Al Gore's involvement in the documentary An Inconvenient Truth has paid great dividends for the former Vice President—garnering near universal acclaim, and a new platform for the man many in Democratic circles hope to run for President in 2008. Gore has not made that announcement yet, but his musings and warnings about global warming do resonate with the general views held by folks in the Upper Midwest on this topic.
When asked whether or not global warming was real or made-up more than three quarters of Minnesotans (76 percent) said 'real'—more than 5 times as many as those that do not believe in the scientific theory (15 percent), according to a February poll conducted by SurveyUSA. Iowans also accept global warming as a reality—71 percent to 19 percent. Wisconsinites were the most skeptical, but still overwhelmingly believe global warming is real: 66 percent to 24 percent.

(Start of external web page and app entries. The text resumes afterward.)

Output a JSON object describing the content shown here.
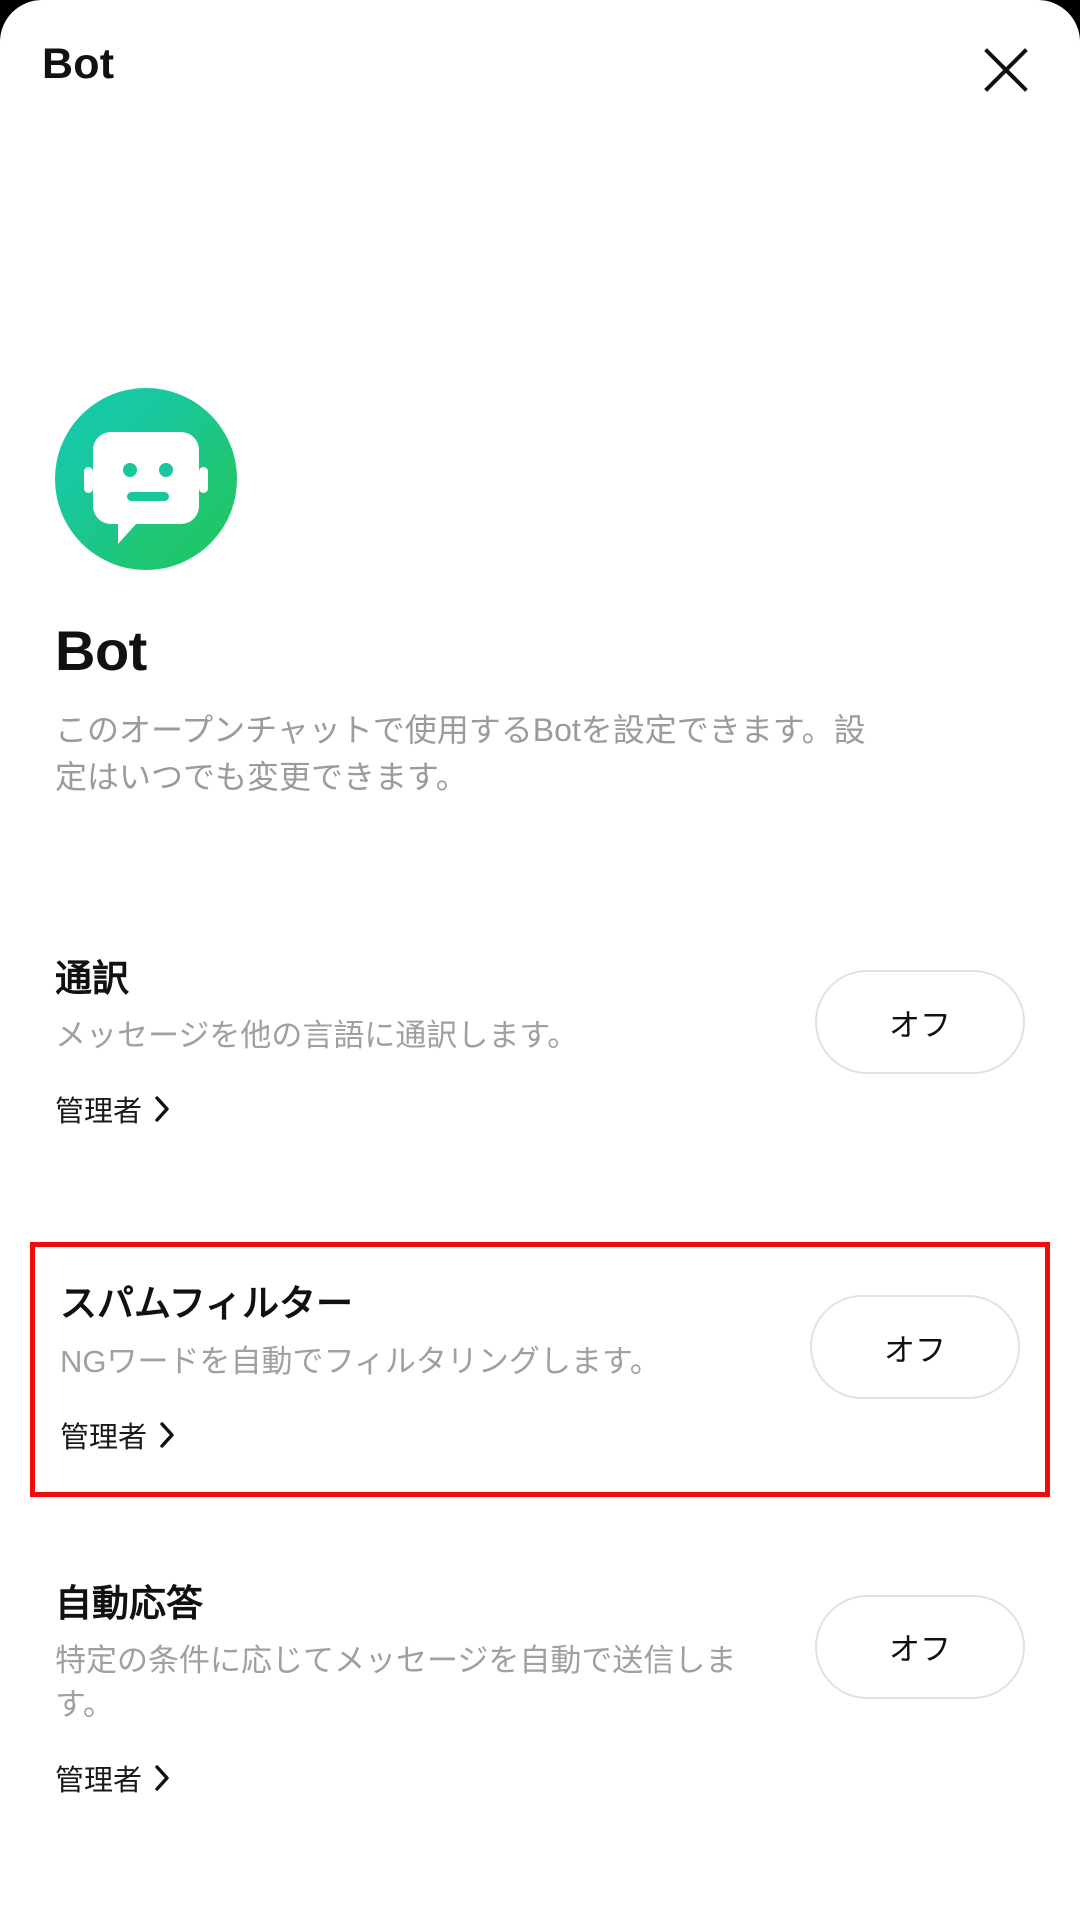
{
  "header": {
    "title": "Bot",
    "close_icon": "close-icon"
  },
  "hero": {
    "avatar_icon": "bot-avatar-icon",
    "title": "Bot",
    "description": "このオープンチャットで使用するBotを設定できます。設定はいつでも変更できます。"
  },
  "colors": {
    "avatar_gradient_start": "#13CBAD",
    "avatar_gradient_end": "#22C55E",
    "highlight_border": "#EF0C0C",
    "title_text": "#111111",
    "description_text": "#9B9B9B",
    "button_border": "#E2E2E2"
  },
  "settings": [
    {
      "title": "通訳",
      "description": "メッセージを他の言語に通訳します。",
      "admin_label": "管理者",
      "chevron_icon": "chevron-right-icon",
      "toggle_label": "オフ",
      "highlighted": false
    },
    {
      "title": "スパムフィルター",
      "description": "NGワードを自動でフィルタリングします。",
      "admin_label": "管理者",
      "chevron_icon": "chevron-right-icon",
      "toggle_label": "オフ",
      "highlighted": true
    },
    {
      "title": "自動応答",
      "description": "特定の条件に応じてメッセージを自動で送信します。",
      "admin_label": "管理者",
      "chevron_icon": "chevron-right-icon",
      "toggle_label": "オフ",
      "highlighted": false
    }
  ]
}
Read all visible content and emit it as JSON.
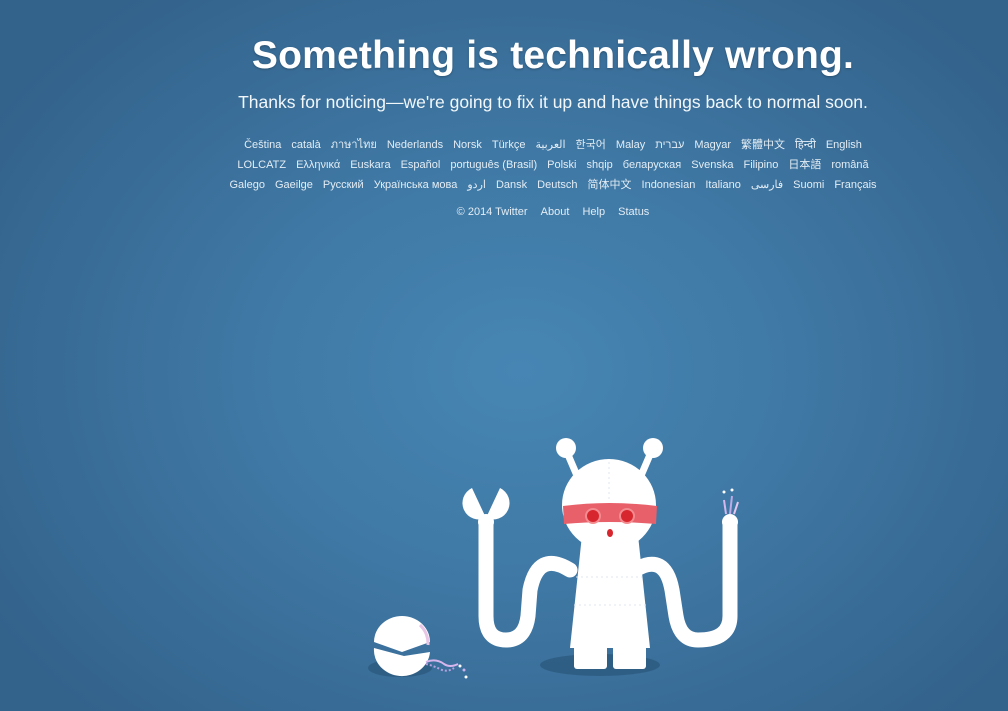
{
  "page": {
    "title": "Something is technically wrong.",
    "subtitle": "Thanks for noticing—we're going to fix it up and have things back to normal soon."
  },
  "languages": [
    "Čeština",
    "català",
    "ภาษาไทย",
    "Nederlands",
    "Norsk",
    "Türkçe",
    "العربية",
    "한국어",
    "Malay",
    "עברית",
    "Magyar",
    "繁體中文",
    "हिन्दी",
    "English",
    "LOLCATZ",
    "Ελληνικά",
    "Euskara",
    "Español",
    "português (Brasil)",
    "Polski",
    "shqip",
    "беларуская",
    "Svenska",
    "Filipino",
    "日本語",
    "română",
    "Galego",
    "Gaeilge",
    "Русский",
    "Українська мова",
    "اردو",
    "Dansk",
    "Deutsch",
    "简体中文",
    "Indonesian",
    "Italiano",
    "فارسی",
    "Suomi",
    "Français"
  ],
  "footer": {
    "copyright": "© 2014 Twitter",
    "about": "About",
    "help": "Help",
    "status": "Status"
  },
  "colors": {
    "background": "#4080b0",
    "robot_body": "#ffffff",
    "robot_visor": "#e8606a",
    "robot_eyes": "#d8262e"
  },
  "illustration": {
    "subject": "broken-robot"
  }
}
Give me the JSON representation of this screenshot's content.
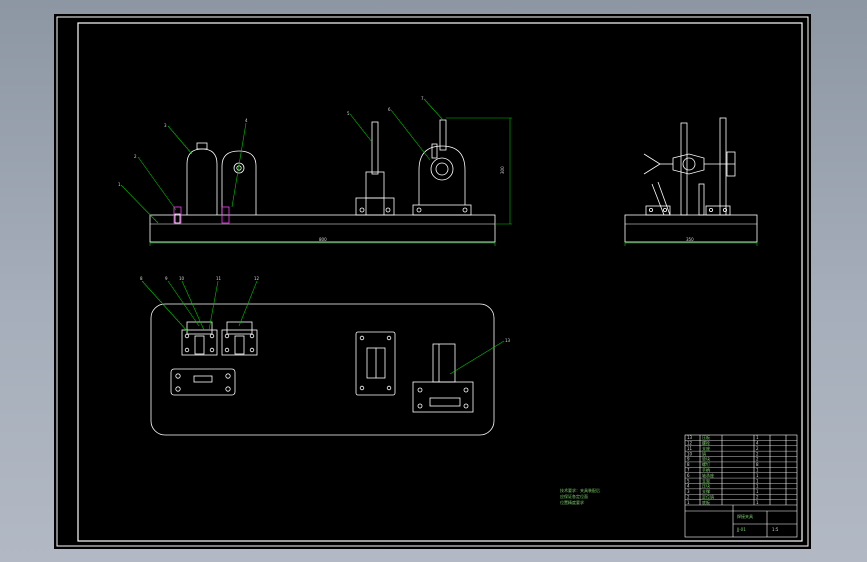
{
  "sheet": {
    "background_color": "#000000",
    "line_color": "#ffffff",
    "leader_color": "#00c400",
    "dimension_color": "#00c400"
  },
  "part_balloons": {
    "front_view": [
      "1",
      "2",
      "3",
      "4",
      "5",
      "6",
      "7"
    ],
    "plan_view": [
      "8",
      "9",
      "10",
      "11",
      "12",
      "13"
    ]
  },
  "dimensions": {
    "front_length": "800",
    "front_height": "300",
    "side_length": "350"
  },
  "notes": {
    "technical_requirements": [
      "技术要求：夹具装配后",
      "应保证各定位面",
      "位置精度要求"
    ]
  },
  "title_block": {
    "title": "焊接夹具",
    "drawing_no": "JJ-01",
    "scale": "1:5",
    "rows": [
      [
        "13",
        "压板",
        "1"
      ],
      [
        "12",
        "螺栓",
        "4"
      ],
      [
        "11",
        "支座",
        "2"
      ],
      [
        "10",
        "销",
        "2"
      ],
      [
        "9",
        "垫块",
        "2"
      ],
      [
        "8",
        "螺钉",
        "8"
      ],
      [
        "7",
        "手柄",
        "1"
      ],
      [
        "6",
        "轴承座",
        "1"
      ],
      [
        "5",
        "支架",
        "1"
      ],
      [
        "4",
        "压块",
        "1"
      ],
      [
        "3",
        "支撑",
        "1"
      ],
      [
        "2",
        "定位销",
        "2"
      ],
      [
        "1",
        "底板",
        "1"
      ]
    ]
  }
}
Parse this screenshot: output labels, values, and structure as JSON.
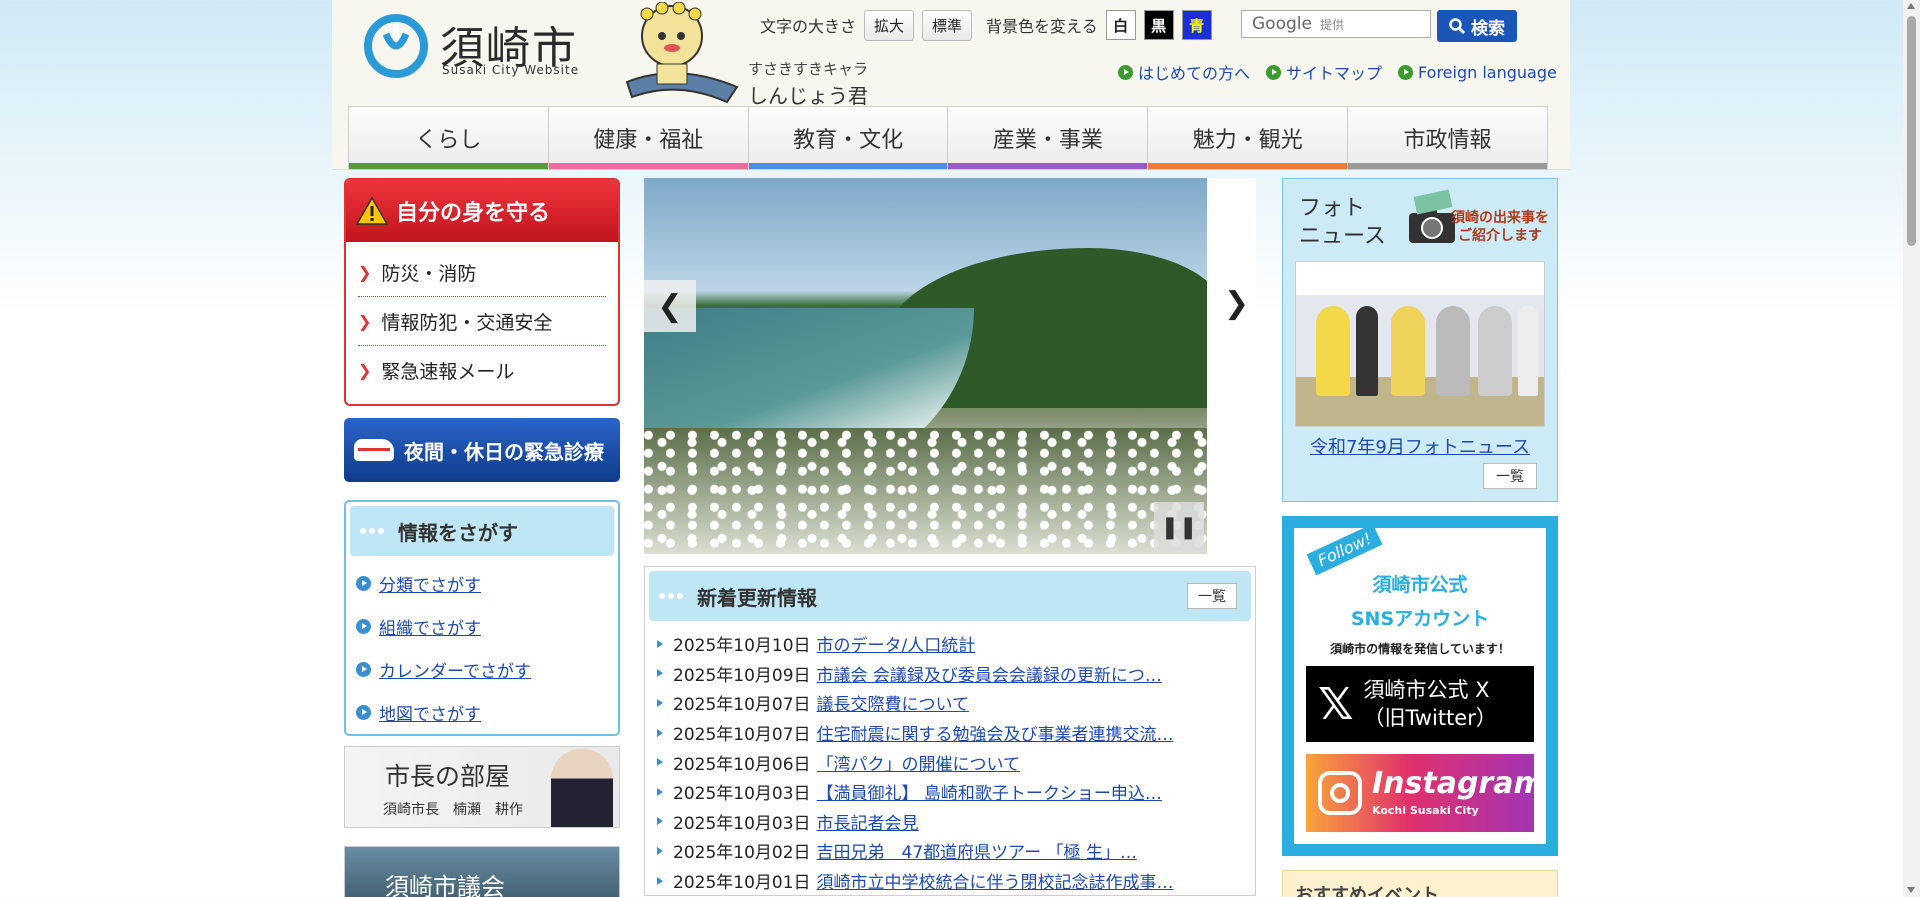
{
  "header": {
    "logo_title": "須崎市",
    "logo_sub": "Susaki City Website",
    "mascot_caption1": "すさきすきキャラ",
    "mascot_caption2": "しんじょう君",
    "font_size_label": "文字の大きさ",
    "enlarge": "拡大",
    "standard": "標準",
    "bg_label": "背景色を変える",
    "bg_white": "白",
    "bg_black": "黒",
    "bg_blue": "青",
    "search_google": "Google",
    "search_placeholder": "提供",
    "search_button": "検索",
    "links": [
      "はじめての方へ",
      "サイトマップ",
      "Foreign language"
    ]
  },
  "nav": [
    {
      "label": "くらし",
      "color": "#5a9a3a"
    },
    {
      "label": "健康・福祉",
      "color": "#f06aa0"
    },
    {
      "label": "教育・文化",
      "color": "#4a8fe0"
    },
    {
      "label": "産業・事業",
      "color": "#9a5cc8"
    },
    {
      "label": "魅力・観光",
      "color": "#f07a3a"
    },
    {
      "label": "市政情報",
      "color": "#9a9a9a"
    }
  ],
  "left": {
    "protect_title": "自分の身を守る",
    "protect_items": [
      "防災・消防",
      "情報防犯・交通安全",
      "緊急速報メール"
    ],
    "emergency": "夜間・休日の緊急診療",
    "search_title": "情報をさがす",
    "search_items": [
      "分類でさがす",
      "組織でさがす",
      "カレンダーでさがす",
      "地図でさがす"
    ],
    "mayor_title": "市長の部屋",
    "mayor_sub": "須崎市長　楠瀬　耕作",
    "council": "須崎市議会"
  },
  "slider": {
    "prev": "❮",
    "next": "❯",
    "pause": "❚❚"
  },
  "news": {
    "title": "新着更新情報",
    "list_button": "一覧",
    "items": [
      {
        "date": "2025年10月10日",
        "text": "市のデータ/人口統計"
      },
      {
        "date": "2025年10月09日",
        "text": "市議会 会議録及び委員会会議録の更新につ…"
      },
      {
        "date": "2025年10月07日",
        "text": "議長交際費について"
      },
      {
        "date": "2025年10月07日",
        "text": "住宅耐震に関する勉強会及び事業者連携交流…"
      },
      {
        "date": "2025年10月06日",
        "text": "「湾パク」の開催について"
      },
      {
        "date": "2025年10月03日",
        "text": "【満員御礼】 島崎和歌子トークショー申込…"
      },
      {
        "date": "2025年10月03日",
        "text": "市長記者会見"
      },
      {
        "date": "2025年10月02日",
        "text": "吉田兄弟　47都道府県ツアー 「極 生」…"
      },
      {
        "date": "2025年10月01日",
        "text": "須崎市立中学校統合に伴う閉校記念誌作成事…"
      }
    ]
  },
  "right": {
    "photo_title_1": "フォト",
    "photo_title_2": "ニュース",
    "photo_tag_1": "須崎の出来事を",
    "photo_tag_2": "ご紹介します",
    "photo_caption": "令和7年9月フォトニュース",
    "photo_list": "一覧",
    "sns_follow": "Follow!",
    "sns_title_1": "須崎市公式",
    "sns_title_2": "SNSアカウント",
    "sns_sub": "須崎市の情報を発信しています！",
    "x_label_1": "須崎市公式 X",
    "x_label_2": "（旧Twitter）",
    "ig_label": "Instagram",
    "ig_sub": "Kochi Susaki City",
    "event_title": "おすすめイベント"
  }
}
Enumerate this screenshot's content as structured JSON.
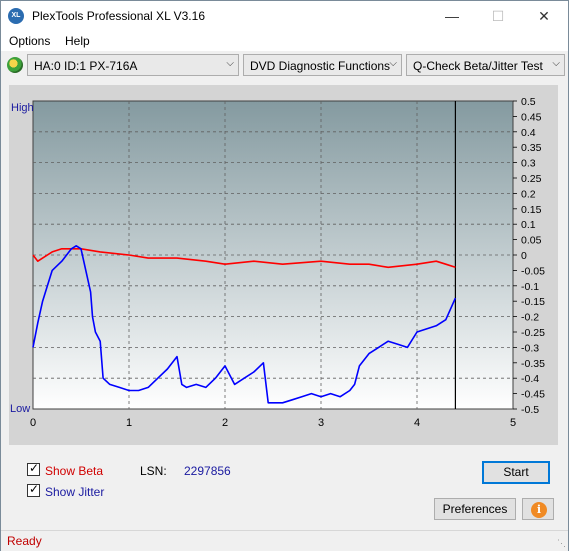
{
  "window": {
    "title": "PlexTools Professional XL V3.16",
    "app_icon_text": "XL",
    "minimize_glyph": "—",
    "maximize_glyph": "☐",
    "close_glyph": "✕"
  },
  "menu": [
    {
      "label": "Options"
    },
    {
      "label": "Help"
    }
  ],
  "toolbar": {
    "drive": "HA:0 ID:1  PX-716A",
    "function": "DVD Diagnostic Functions",
    "test": "Q-Check Beta/Jitter Test"
  },
  "chart_data": {
    "type": "line",
    "left_axis": {
      "top_label": "High",
      "bottom_label": "Low"
    },
    "x_ticks": [
      "0",
      "1",
      "2",
      "3",
      "4",
      "5"
    ],
    "xlim": [
      0,
      5
    ],
    "right_ticks": [
      "0.5",
      "0.45",
      "0.4",
      "0.35",
      "0.3",
      "0.25",
      "0.2",
      "0.15",
      "0.1",
      "0.05",
      "0",
      "-0.05",
      "-0.1",
      "-0.15",
      "-0.2",
      "-0.25",
      "-0.3",
      "-0.35",
      "-0.4",
      "-0.45",
      "-0.5"
    ],
    "ylim": [
      -0.5,
      0.5
    ],
    "end_marker_x": 4.4,
    "series": [
      {
        "name": "Beta",
        "color": "#ff0000",
        "x": [
          0,
          0.05,
          0.1,
          0.2,
          0.3,
          0.4,
          0.5,
          0.7,
          1.0,
          1.2,
          1.5,
          1.8,
          2.0,
          2.3,
          2.6,
          3.0,
          3.3,
          3.5,
          3.7,
          4.0,
          4.2,
          4.3,
          4.4
        ],
        "values": [
          0.0,
          -0.02,
          -0.01,
          0.01,
          0.02,
          0.02,
          0.02,
          0.01,
          0.0,
          -0.01,
          -0.01,
          -0.02,
          -0.03,
          -0.02,
          -0.03,
          -0.02,
          -0.03,
          -0.03,
          -0.04,
          -0.03,
          -0.02,
          -0.03,
          -0.04
        ]
      },
      {
        "name": "Jitter",
        "color": "#0000ff",
        "x": [
          0,
          0.05,
          0.1,
          0.15,
          0.2,
          0.3,
          0.4,
          0.45,
          0.5,
          0.55,
          0.6,
          0.62,
          0.65,
          0.7,
          0.73,
          0.8,
          0.9,
          1.0,
          1.1,
          1.2,
          1.3,
          1.4,
          1.5,
          1.55,
          1.6,
          1.7,
          1.8,
          1.9,
          2.0,
          2.1,
          2.2,
          2.3,
          2.4,
          2.45,
          2.5,
          2.6,
          2.7,
          2.8,
          2.9,
          3.0,
          3.1,
          3.2,
          3.3,
          3.35,
          3.4,
          3.5,
          3.6,
          3.7,
          3.8,
          3.9,
          4.0,
          4.1,
          4.2,
          4.3,
          4.4
        ],
        "values": [
          -0.3,
          -0.22,
          -0.15,
          -0.1,
          -0.05,
          -0.02,
          0.02,
          0.03,
          0.02,
          -0.05,
          -0.12,
          -0.2,
          -0.25,
          -0.28,
          -0.4,
          -0.42,
          -0.43,
          -0.44,
          -0.44,
          -0.43,
          -0.4,
          -0.37,
          -0.33,
          -0.42,
          -0.43,
          -0.42,
          -0.43,
          -0.4,
          -0.36,
          -0.42,
          -0.4,
          -0.38,
          -0.35,
          -0.48,
          -0.48,
          -0.48,
          -0.47,
          -0.46,
          -0.45,
          -0.46,
          -0.45,
          -0.46,
          -0.44,
          -0.42,
          -0.36,
          -0.32,
          -0.3,
          -0.28,
          -0.29,
          -0.3,
          -0.25,
          -0.24,
          -0.23,
          -0.21,
          -0.14
        ]
      }
    ],
    "colors": {
      "plot_top": "#849aa0",
      "plot_bottom": "#ffffff",
      "grid": "#606060",
      "axis_label": "#1a1aa0"
    }
  },
  "controls": {
    "show_beta_label": "Show Beta",
    "show_jitter_label": "Show Jitter",
    "show_beta_checked": true,
    "show_jitter_checked": true,
    "lsn_label": "LSN:",
    "lsn_value": "2297856",
    "start_label": "Start",
    "preferences_label": "Preferences",
    "info_icon_glyph": "i"
  },
  "status": {
    "text": "Ready",
    "color": "#c00000"
  }
}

The extent to which people believe mankind is largely responsible for this warming is unclear from the polling results—as is the extent to which Upper Midwesterners will be willing to make life-style changes in an effort to curb this trend. The danger for Al Gore is that if he does not use his resurgence in popularity and prominence to run for President in 2008, it is likely that his message about global warning will have a much shorter half-life.